[Extracted data entries]

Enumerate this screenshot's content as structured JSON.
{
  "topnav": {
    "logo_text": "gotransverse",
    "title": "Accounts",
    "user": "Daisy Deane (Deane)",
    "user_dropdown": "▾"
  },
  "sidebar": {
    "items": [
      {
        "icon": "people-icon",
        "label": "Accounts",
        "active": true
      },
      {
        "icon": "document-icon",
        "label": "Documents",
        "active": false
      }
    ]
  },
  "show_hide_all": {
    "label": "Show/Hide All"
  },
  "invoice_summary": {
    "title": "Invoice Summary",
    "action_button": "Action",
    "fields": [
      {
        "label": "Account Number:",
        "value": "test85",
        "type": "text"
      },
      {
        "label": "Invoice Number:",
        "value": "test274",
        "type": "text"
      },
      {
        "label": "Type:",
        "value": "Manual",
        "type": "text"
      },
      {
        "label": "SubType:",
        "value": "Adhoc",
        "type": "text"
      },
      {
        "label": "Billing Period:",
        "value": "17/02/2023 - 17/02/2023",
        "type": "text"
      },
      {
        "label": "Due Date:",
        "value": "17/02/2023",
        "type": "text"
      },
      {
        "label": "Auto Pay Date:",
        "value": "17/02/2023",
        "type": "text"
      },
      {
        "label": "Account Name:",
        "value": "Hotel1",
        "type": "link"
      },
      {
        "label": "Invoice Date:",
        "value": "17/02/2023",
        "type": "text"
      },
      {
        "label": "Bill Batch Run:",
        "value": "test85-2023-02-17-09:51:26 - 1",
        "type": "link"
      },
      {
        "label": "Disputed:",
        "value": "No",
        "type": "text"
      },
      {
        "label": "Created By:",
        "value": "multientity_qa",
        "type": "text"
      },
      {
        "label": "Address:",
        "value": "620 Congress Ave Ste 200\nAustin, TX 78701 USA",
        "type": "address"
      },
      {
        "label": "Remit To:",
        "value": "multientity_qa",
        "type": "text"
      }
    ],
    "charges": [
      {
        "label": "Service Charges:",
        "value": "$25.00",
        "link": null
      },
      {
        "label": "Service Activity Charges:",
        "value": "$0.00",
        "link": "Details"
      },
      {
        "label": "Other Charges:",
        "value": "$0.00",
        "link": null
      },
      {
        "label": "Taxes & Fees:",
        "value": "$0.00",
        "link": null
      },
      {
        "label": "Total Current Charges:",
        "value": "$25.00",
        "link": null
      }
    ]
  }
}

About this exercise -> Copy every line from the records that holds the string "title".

Solution for this exercise ->
    "title": "Accounts",
    "title": "Invoice Summary",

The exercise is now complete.